Well, Help.fulguy, I'm terribly sorry this article wasn't to your taste. if you felt it was a waste of your time, however, you could have simply stopped reading it after paragraph 2, when you realized it was 96th. Instead, you chose to waste more time and write a comment accusing EE Times of taking money for editorial? Is that right? Is that what you believe happened here? Because that is not how we do things at EE Times. Just wanted to clarify that for you. I wrote about it because I happen to be passionate about HPC, about education, and about making supercomputing available to a wider, younger audience. Now, the fact that you are not passionate about that is fine, but I do hope you don't believe our news team writes ANYTHING for financial incentive. Ever. Have a great weekend.
What a piece of crap article. This is 96th on the Top500 list! Talk to me about the top 5. Not the Top 96th! Thanks for wasting my time. Is this what they call AdverNews? I wonder how much $$$ EET got? Not surprised with what's going there.
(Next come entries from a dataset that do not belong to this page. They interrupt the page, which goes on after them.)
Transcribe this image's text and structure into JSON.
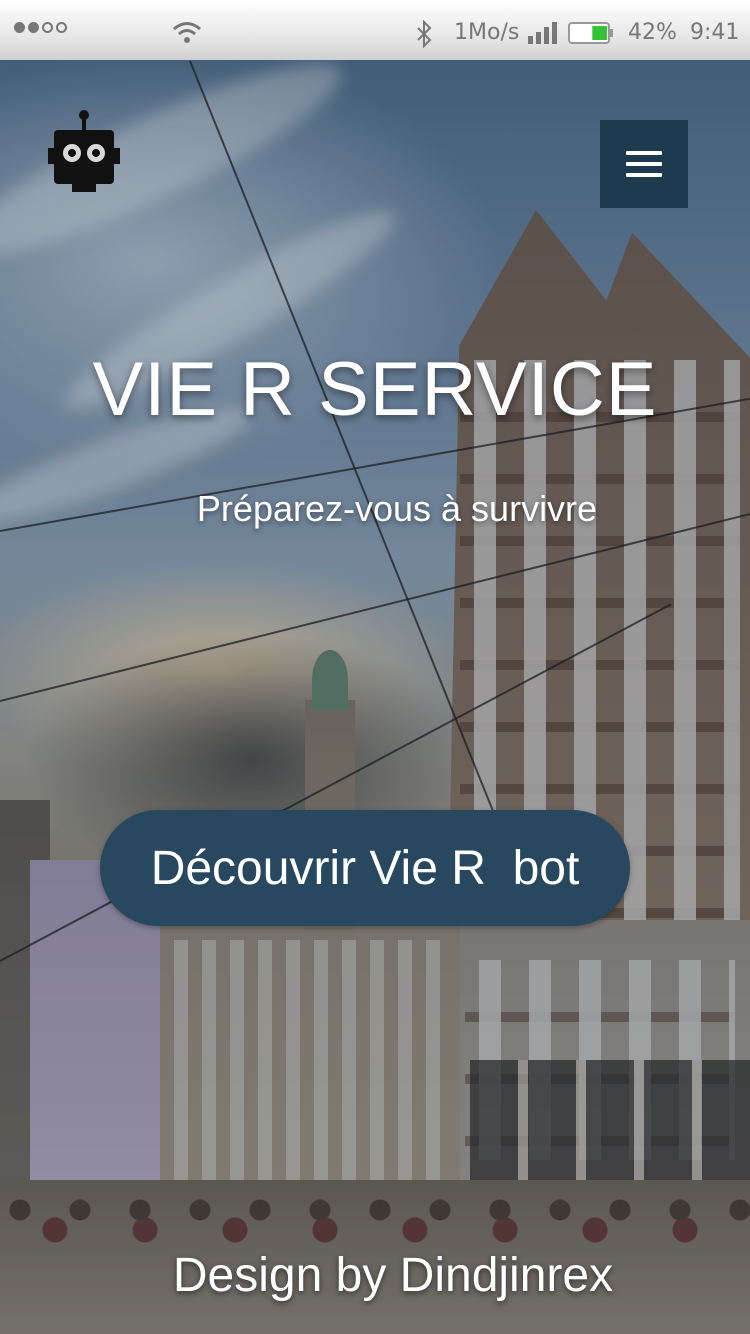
{
  "status_bar": {
    "net_speed": "1Mo/s",
    "battery_percent": "42%",
    "battery_level": 0.42,
    "time": "9:41",
    "signal_dots_filled": 2,
    "signal_dots_total": 5,
    "icons": [
      "wifi-icon",
      "bluetooth-icon",
      "signal-bars-icon",
      "battery-icon"
    ]
  },
  "header": {
    "logo_icon": "robot-icon",
    "menu_icon": "hamburger-menu-icon"
  },
  "hero": {
    "title": "VIE R SERVICE",
    "subtitle": "Préparez-vous à survivre",
    "cta_label": "Découvrir Vie R  bot",
    "footer": "Design by Dindjinrex"
  },
  "colors": {
    "menu_button_bg": "#1e3a4e",
    "cta_bg": "#27485f",
    "battery_green": "#35c335"
  }
}
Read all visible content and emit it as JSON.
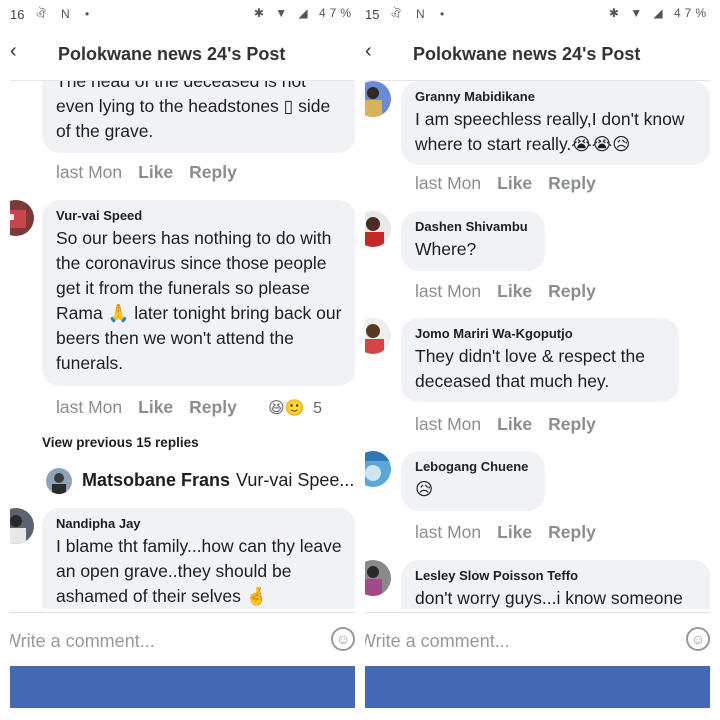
{
  "left": {
    "status": {
      "time": "16",
      "notif_icons": "ঐ N •",
      "sys_icons": "✱ ▼ ◢ 47%"
    },
    "header": {
      "back": "‹",
      "title": "Polokwane news 24's Post"
    },
    "comments": [
      {
        "author": "",
        "text": "The head of the deceased is not even lying to the headstones ▯ side of the grave.",
        "time": "last Mon",
        "like": "Like",
        "reply": "Reply"
      },
      {
        "author": "Vur-vai Speed",
        "text": "So our beers has nothing to do with the coronavirus since those people get it from the funerals so please Rama 🙏 later tonight bring back our beers then we won't attend the funerals.",
        "time": "last Mon",
        "like": "Like",
        "reply": "Reply",
        "reactions": "😆🙂",
        "reaction_count": "5"
      },
      {
        "author": "Nandipha Jay",
        "text": "I blame tht family...how can thy leave an open grave..they should be ashamed of their selves 🤞"
      }
    ],
    "view_previous": "View previous 15 replies",
    "reply_preview": {
      "name": "Matsobane Frans",
      "text": "Vur-vai Spee..."
    },
    "composer": {
      "placeholder": "Write a comment...",
      "emoji": "☺"
    }
  },
  "right": {
    "status": {
      "time": "15",
      "notif_icons": "ঐ N •",
      "sys_icons": "✱ ▼ ◢ 47%"
    },
    "header": {
      "back": "‹",
      "title": "Polokwane news 24's Post"
    },
    "comments": [
      {
        "author": "Granny Mabidikane",
        "text": "I am speechless really,I don't know where to start really.😭😭😥",
        "time": "last Mon",
        "like": "Like",
        "reply": "Reply"
      },
      {
        "author": "Dashen Shivambu",
        "text": "Where?",
        "time": "last Mon",
        "like": "Like",
        "reply": "Reply"
      },
      {
        "author": "Jomo Mariri Wa-Kgoputjo",
        "text": "They didn't love & respect the deceased that much hey.",
        "time": "last Mon",
        "like": "Like",
        "reply": "Reply"
      },
      {
        "author": "Lebogang Chuene",
        "text": "😥",
        "time": "last Mon",
        "like": "Like",
        "reply": "Reply"
      },
      {
        "author": "Lesley Slow Poisson Teffo",
        "text": "don't worry guys...i know someone"
      }
    ],
    "composer": {
      "placeholder": "Write a comment...",
      "emoji": "☺"
    }
  },
  "colors": {
    "bubble": "#f0f2f5",
    "meta": "#8a8d91",
    "fb_blue": "#4568b4"
  }
}
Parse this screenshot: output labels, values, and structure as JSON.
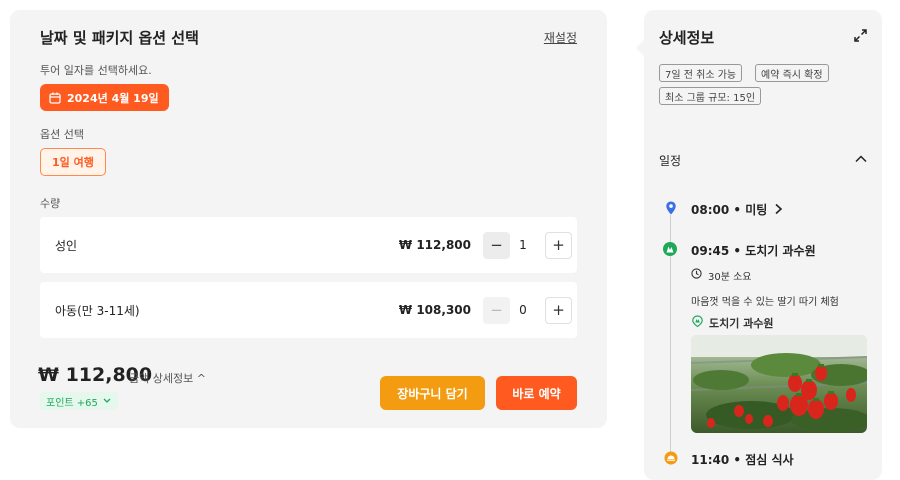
{
  "booking": {
    "title": "날짜 및 패키지 옵션 선택",
    "reset_label": "재설정",
    "date_label": "투어 일자를 선택하세요.",
    "selected_date": "2024년 4월 19일",
    "option_label": "옵션 선택",
    "selected_option": "1일 여행",
    "quantity_label": "수량",
    "rows": [
      {
        "name": "성인",
        "price": "₩ 112,800",
        "quantity": "1"
      },
      {
        "name": "아동(만 3-11세)",
        "price": "₩ 108,300",
        "quantity": "0"
      }
    ],
    "total": "₩ 112,800",
    "price_detail_label": "금액 상세정보 ^",
    "points_label": "포인트 +65",
    "add_to_cart_label": "장바구니 담기",
    "book_now_label": "바로 예약"
  },
  "details": {
    "title": "상세정보",
    "tags": [
      "7일 전 취소 가능",
      "예약 즉시 확정",
      "최소 그룹 규모: 15인"
    ],
    "itinerary_label": "일정",
    "timeline": [
      {
        "time_title": "08:00 • 미팅",
        "icon": "location-pin-icon"
      },
      {
        "time_title": "09:45 • 도치기 과수원",
        "icon": "landmark-icon",
        "duration": "30분 소요",
        "description": "마음껏 먹을 수 있는 딸기 따기 체험",
        "place": "도치기 과수원"
      },
      {
        "time_title": "11:40 • 점심 식사",
        "icon": "meal-icon"
      }
    ]
  },
  "colors": {
    "accent": "#ff5a1f",
    "cart": "#f39c12",
    "points": "#1fa85a",
    "pin": "#3b6fe8"
  }
}
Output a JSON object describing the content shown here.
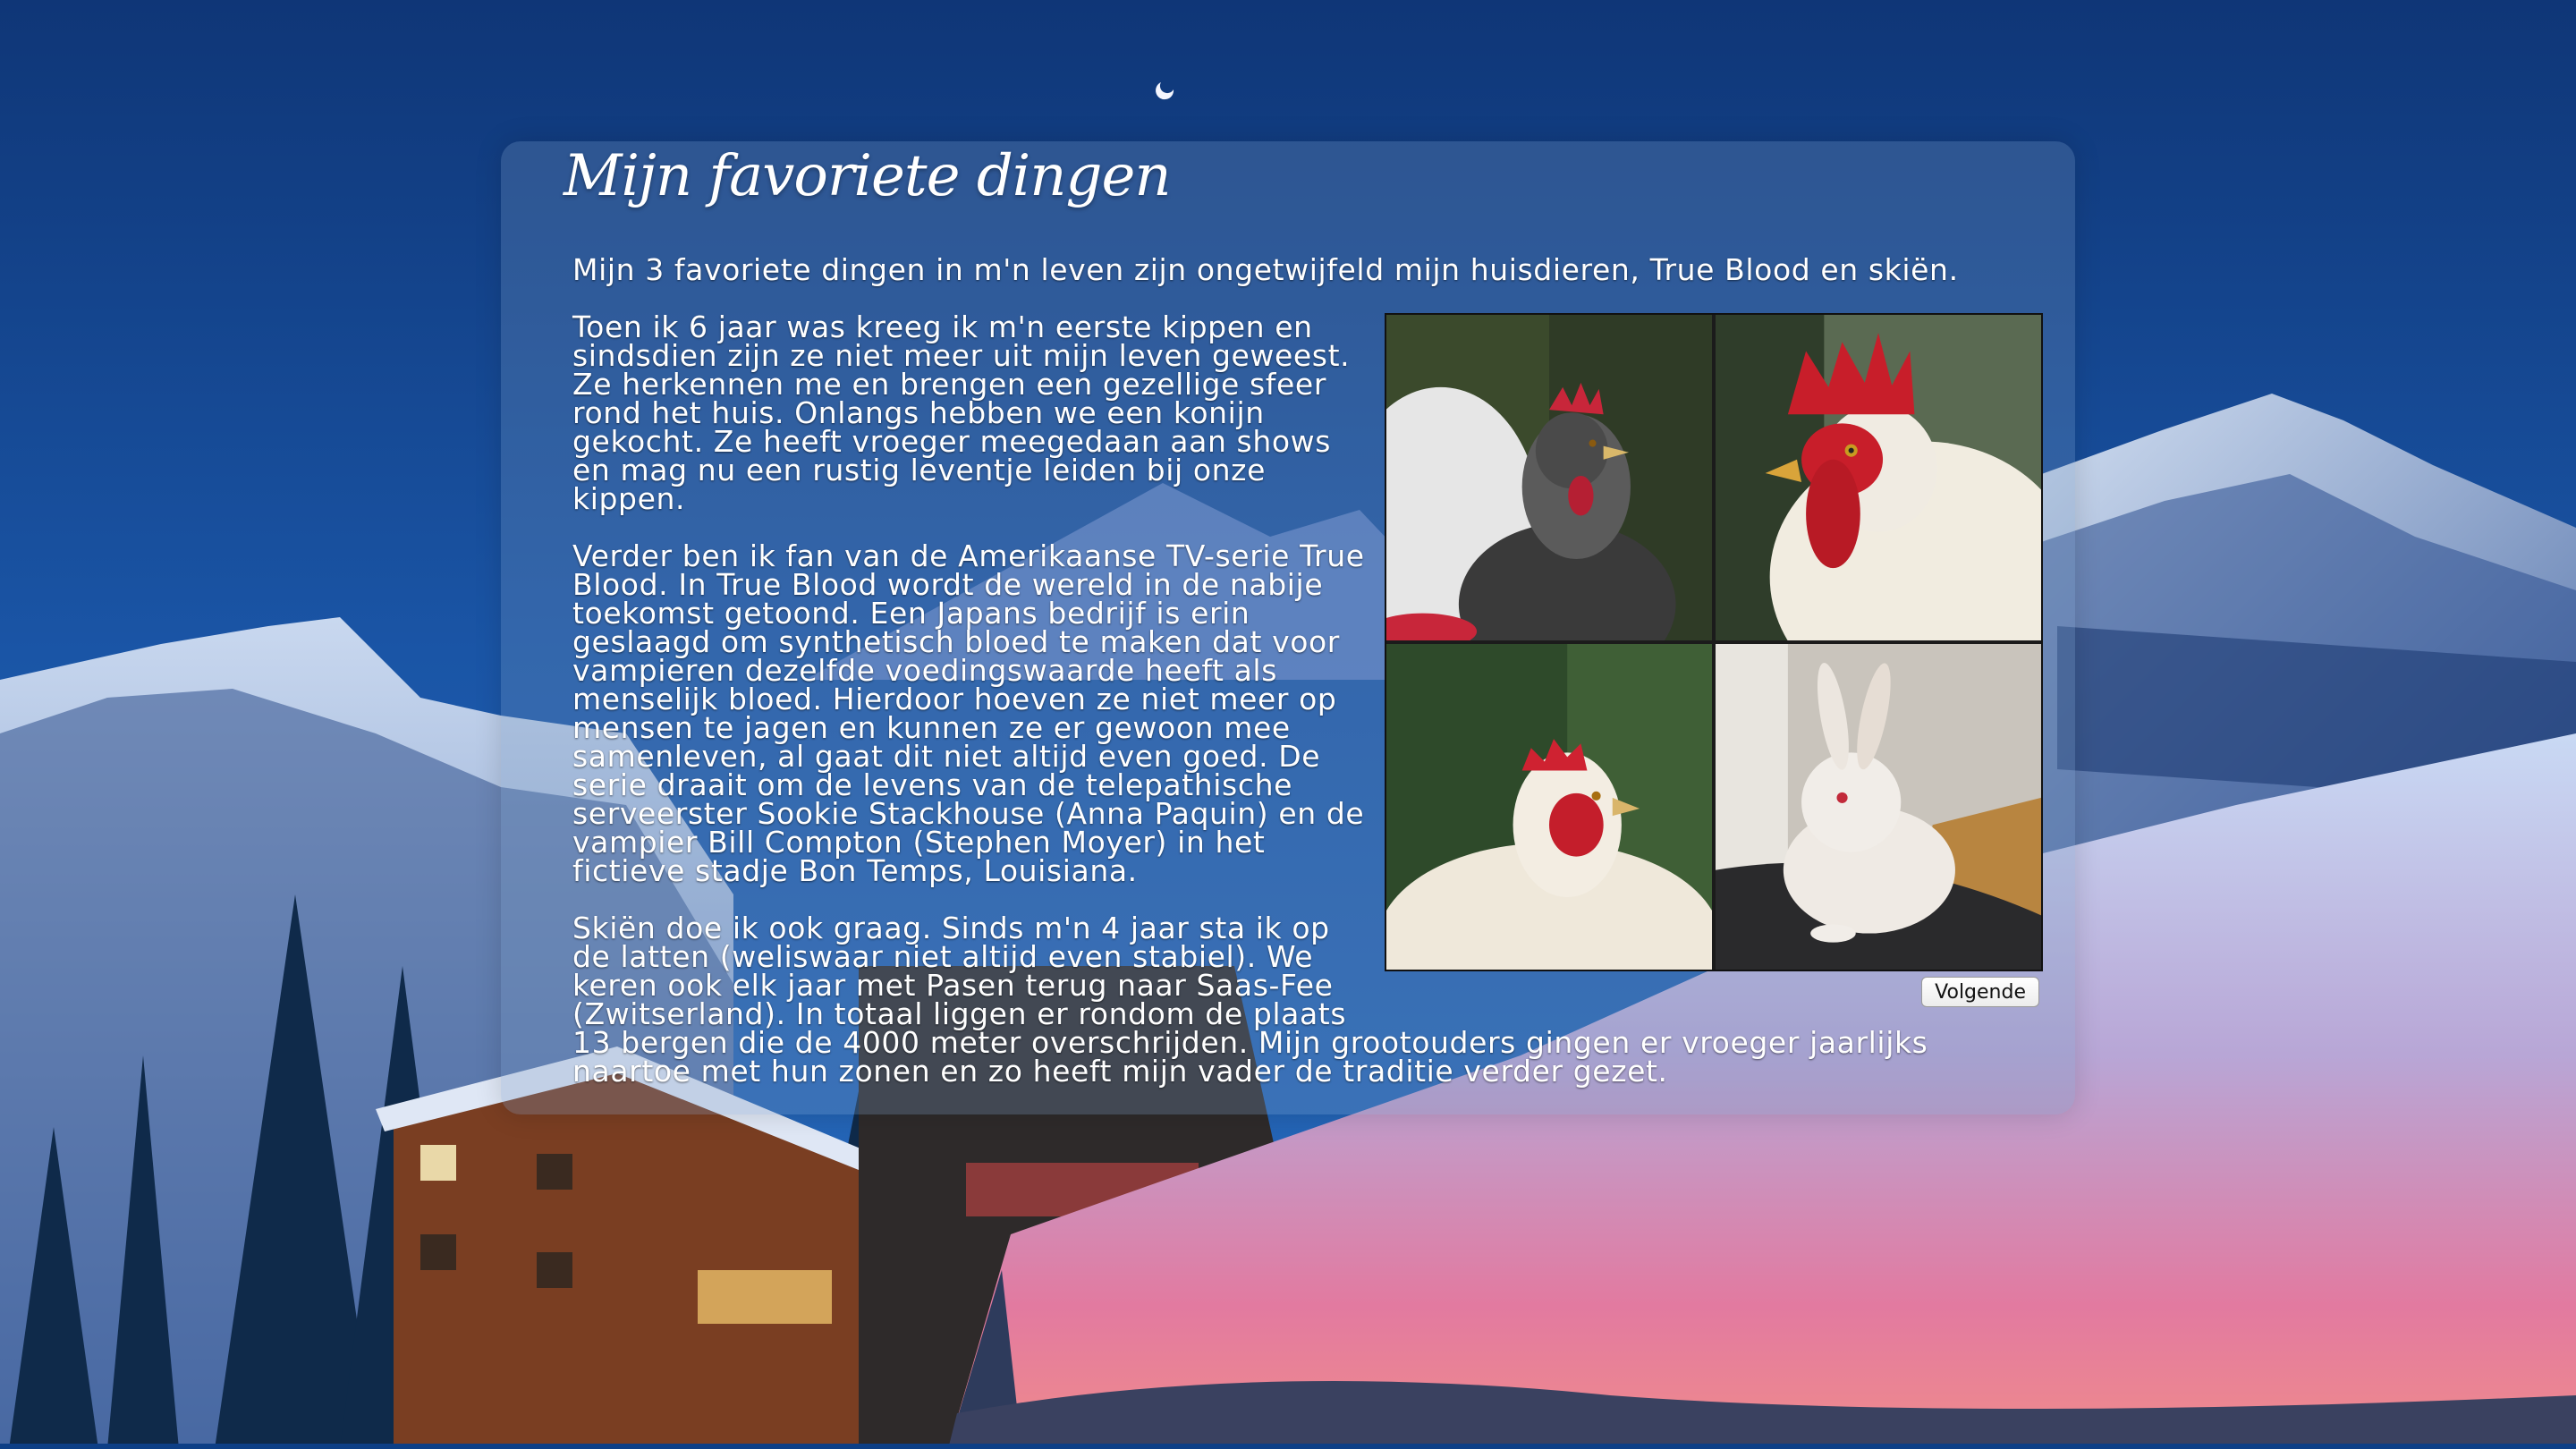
{
  "page": {
    "title": "Mijn favoriete dingen"
  },
  "content": {
    "paragraphs": [
      "Mijn 3 favoriete dingen in m'n leven zijn ongetwijfeld mijn huisdieren, True Blood en skiën.",
      "Toen ik 6 jaar was kreeg ik m'n eerste kippen en sindsdien zijn ze niet meer uit mijn leven geweest. Ze herkennen me en brengen een gezellige sfeer rond het huis. Onlangs hebben we een konijn gekocht. Ze heeft vroeger meegedaan aan shows en mag nu een rustig leventje leiden bij onze kippen.",
      "Verder ben ik fan van de Amerikaanse TV-serie True Blood. In True Blood wordt de wereld in de nabije toekomst getoond. Een Japans bedrijf is erin geslaagd om synthetisch bloed te maken dat voor vampieren dezelfde voedingswaarde heeft als menselijk bloed. Hierdoor hoeven ze niet meer op mensen te jagen en kunnen ze er gewoon mee samenleven, al gaat dit niet altijd even goed. De serie draait om de levens van de telepathische serveerster Sookie Stackhouse (Anna Paquin) en de vampier Bill Compton (Stephen Moyer) in het fictieve stadje Bon Temps, Louisiana.",
      "Skiën doe ik ook graag. Sinds m'n 4 jaar sta ik op de latten (weliswaar niet altijd even stabiel). We keren ook elk jaar met Pasen terug naar Saas-Fee (Zwitserland). In totaal liggen er rondom de plaats 13 bergen die de 4000 meter overschrijden. Mijn grootouders gingen er vroeger jaarlijks naartoe met hun zonen en zo heeft mijn vader de traditie verder gezet."
    ]
  },
  "gallery": {
    "next_label": "Volgende",
    "photos": [
      {
        "icon": "speckled-hen-photo"
      },
      {
        "icon": "white-rooster-photo"
      },
      {
        "icon": "white-hen-photo"
      },
      {
        "icon": "white-rabbit-photo"
      }
    ]
  },
  "colors": {
    "sky_top": "#103a86",
    "sky_bottom": "#1c5db0",
    "panel": "#7896be",
    "text": "#ffffff"
  }
}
I would say that anything which brings supercomputing into mainstream education is absolutely cause for applause, yes. If it becomes normal for universities to have supercomputers, that's a huge advantage. In my opinion...
What are the engineering and design challenges in creating successful IoT devices? These devices are usually small, resource-constrained electronics designed to sense, collect, send, and/or interpret data. Some of the devices need to be smart enough to act upon data in real time, 24/7. Are the design challenges the same as with embedded systems, but with a little developer- and IT-skills added in? What do engineers need to know? Rick Merritt talks with two experts about the tools and best options for designing IoT devices in 2016. Specifically the guests will discuss sensors, security, and lessons from IoT deployments.